TASK PROMPT:
Count how many lines of the listing contain "name", then give that number and nothing more.

DATA SHOWN:
= = = =
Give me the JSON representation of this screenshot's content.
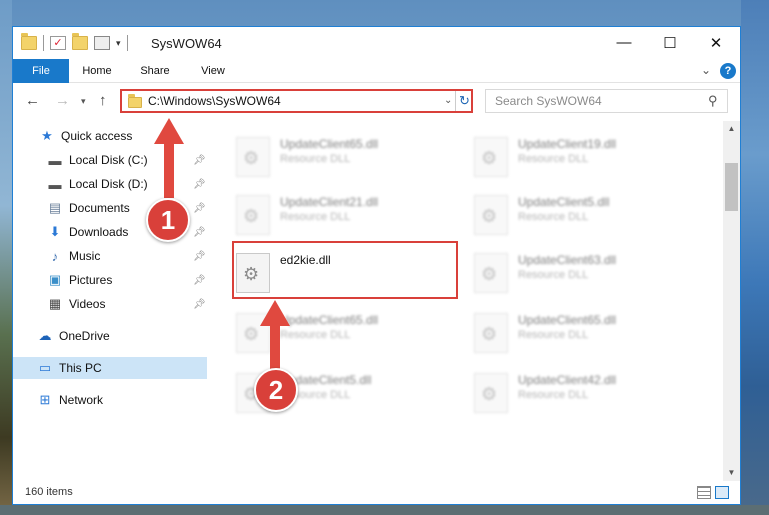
{
  "window": {
    "title": "SysWOW64",
    "controls": {
      "minimize": "—",
      "maximize": "☐",
      "close": "✕"
    }
  },
  "ribbon": {
    "tabs": [
      "File",
      "Home",
      "Share",
      "View"
    ],
    "help": "?"
  },
  "address": {
    "path": "C:\\Windows\\SysWOW64",
    "search_placeholder": "Search SysWOW64"
  },
  "nav": {
    "items": [
      {
        "label": "Quick access",
        "icon": "star-icon"
      },
      {
        "label": "Local Disk (C:)",
        "icon": "drive-icon",
        "pinned": true
      },
      {
        "label": "Local Disk (D:)",
        "icon": "drive-icon",
        "pinned": true
      },
      {
        "label": "Documents",
        "icon": "documents-icon",
        "pinned": true
      },
      {
        "label": "Downloads",
        "icon": "download-icon",
        "pinned": true
      },
      {
        "label": "Music",
        "icon": "music-icon",
        "pinned": true
      },
      {
        "label": "Pictures",
        "icon": "pictures-icon",
        "pinned": true
      },
      {
        "label": "Videos",
        "icon": "videos-icon",
        "pinned": true
      },
      {
        "label": "OneDrive",
        "icon": "cloud-icon"
      },
      {
        "label": "This PC",
        "icon": "computer-icon",
        "selected": true
      },
      {
        "label": "Network",
        "icon": "network-icon"
      }
    ]
  },
  "files": [
    {
      "name": "UpdateClient65.dll",
      "type": "Resource DLL",
      "blurred": true
    },
    {
      "name": "UpdateClient19.dll",
      "type": "Resource DLL",
      "blurred": true
    },
    {
      "name": "UpdateClient21.dll",
      "type": "Resource DLL",
      "blurred": true
    },
    {
      "name": "UpdateClient5.dll",
      "type": "Resource DLL",
      "blurred": true
    },
    {
      "name": "ed2kie.dll",
      "type": "",
      "blurred": false
    },
    {
      "name": "UpdateClient63.dll",
      "type": "Resource DLL",
      "blurred": true
    },
    {
      "name": "UpdateClient65.dll",
      "type": "Resource DLL",
      "blurred": true
    },
    {
      "name": "UpdateClient65.dll",
      "type": "Resource DLL",
      "blurred": true
    },
    {
      "name": "UpdateClient5.dll",
      "type": "Resource DLL",
      "blurred": true
    },
    {
      "name": "UpdateClient42.dll",
      "type": "Resource DLL",
      "blurred": true
    }
  ],
  "status": {
    "count": "160 items"
  },
  "annotations": {
    "step1": "1",
    "step2": "2",
    "color": "#d9403a"
  }
}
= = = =
WORKED SOLUTION:
10